START Extracted information
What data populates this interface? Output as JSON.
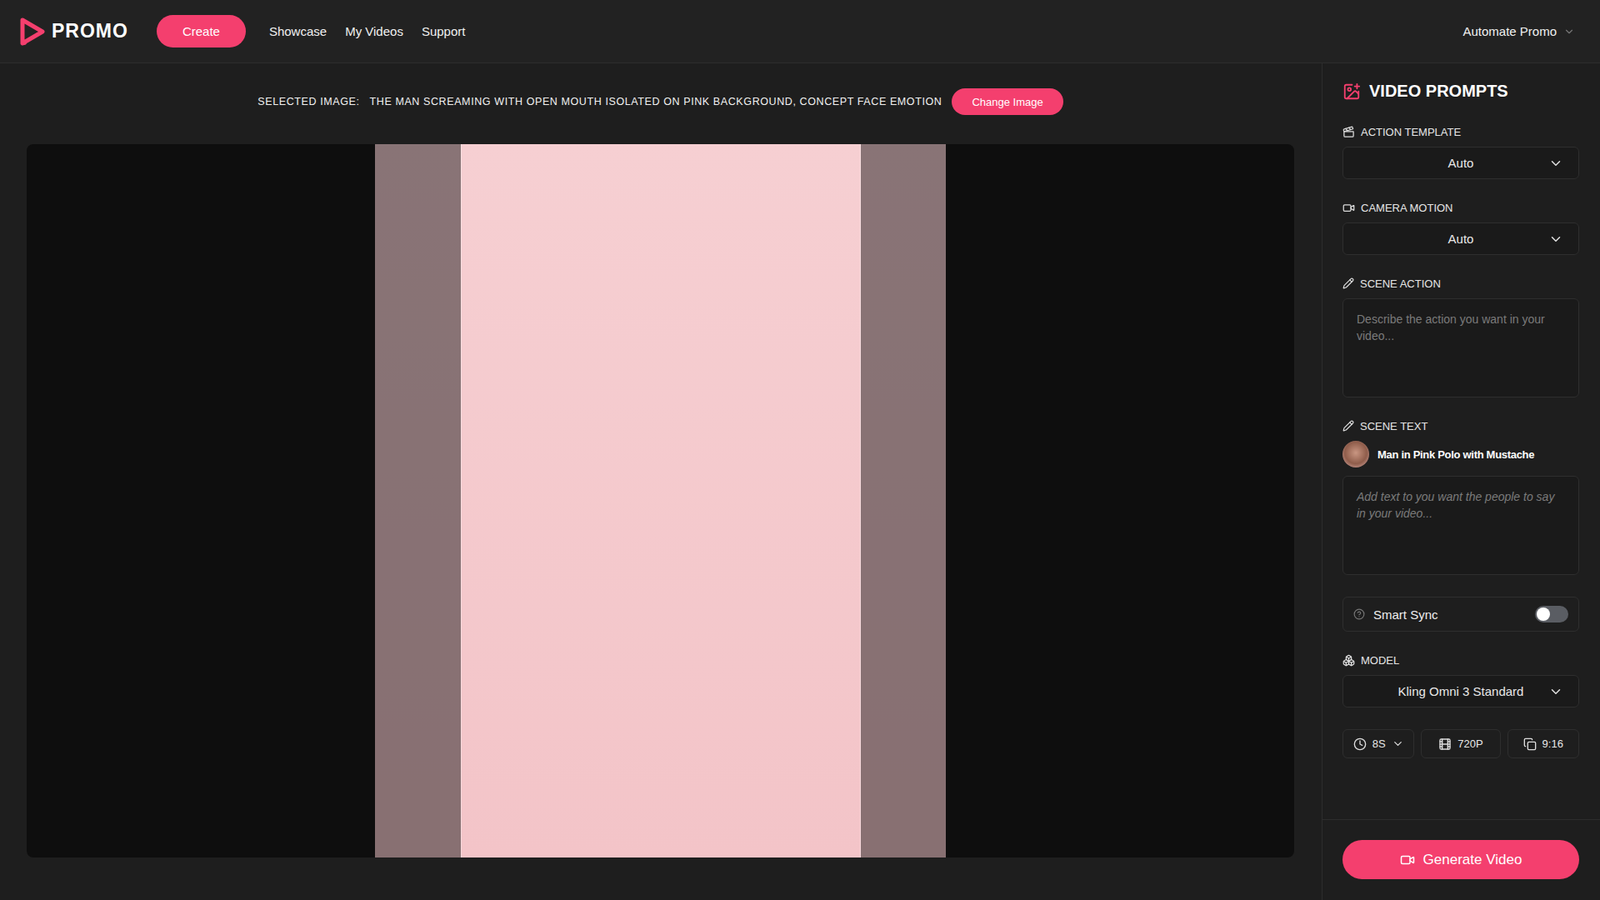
{
  "header": {
    "logo": "PROMO",
    "create_button": "Create",
    "nav": [
      "Showcase",
      "My Videos",
      "Support"
    ],
    "account": "Automate Promo"
  },
  "selected_image": {
    "label": "SELECTED IMAGE:",
    "title": "THE MAN SCREAMING WITH OPEN MOUTH ISOLATED ON PINK BACKGROUND, CONCEPT FACE EMOTION",
    "change_button": "Change Image"
  },
  "panel": {
    "title": "VIDEO PROMPTS",
    "action_template": {
      "label": "ACTION TEMPLATE",
      "value": "Auto"
    },
    "camera_motion": {
      "label": "CAMERA MOTION",
      "value": "Auto"
    },
    "scene_action": {
      "label": "SCENE ACTION",
      "placeholder": "Describe the action you want in your video..."
    },
    "scene_text": {
      "label": "SCENE TEXT",
      "character": "Man in Pink Polo with Mustache",
      "placeholder": "Add text to you want the people to say in your video..."
    },
    "smart_sync": {
      "label": "Smart Sync",
      "on": false
    },
    "model": {
      "label": "MODEL",
      "value": "Kling Omni 3 Standard"
    },
    "settings": [
      {
        "kind": "duration",
        "value": "8S"
      },
      {
        "kind": "resolution",
        "value": "720P"
      },
      {
        "kind": "aspect",
        "value": "9:16"
      }
    ],
    "generate_button": "Generate Video"
  }
}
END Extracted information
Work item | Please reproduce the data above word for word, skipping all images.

Reply |
What data populates this interface? Output as JSON.
{
  "header": {
    "logo": "PROMO",
    "create_button": "Create",
    "nav": [
      "Showcase",
      "My Videos",
      "Support"
    ],
    "account": "Automate Promo"
  },
  "selected_image": {
    "label": "SELECTED IMAGE:",
    "title": "THE MAN SCREAMING WITH OPEN MOUTH ISOLATED ON PINK BACKGROUND, CONCEPT FACE EMOTION",
    "change_button": "Change Image"
  },
  "panel": {
    "title": "VIDEO PROMPTS",
    "action_template": {
      "label": "ACTION TEMPLATE",
      "value": "Auto"
    },
    "camera_motion": {
      "label": "CAMERA MOTION",
      "value": "Auto"
    },
    "scene_action": {
      "label": "SCENE ACTION",
      "placeholder": "Describe the action you want in your video..."
    },
    "scene_text": {
      "label": "SCENE TEXT",
      "character": "Man in Pink Polo with Mustache",
      "placeholder": "Add text to you want the people to say in your video..."
    },
    "smart_sync": {
      "label": "Smart Sync",
      "on": false
    },
    "model": {
      "label": "MODEL",
      "value": "Kling Omni 3 Standard"
    },
    "settings": [
      {
        "kind": "duration",
        "value": "8S"
      },
      {
        "kind": "resolution",
        "value": "720P"
      },
      {
        "kind": "aspect",
        "value": "9:16"
      }
    ],
    "generate_button": "Generate Video"
  }
}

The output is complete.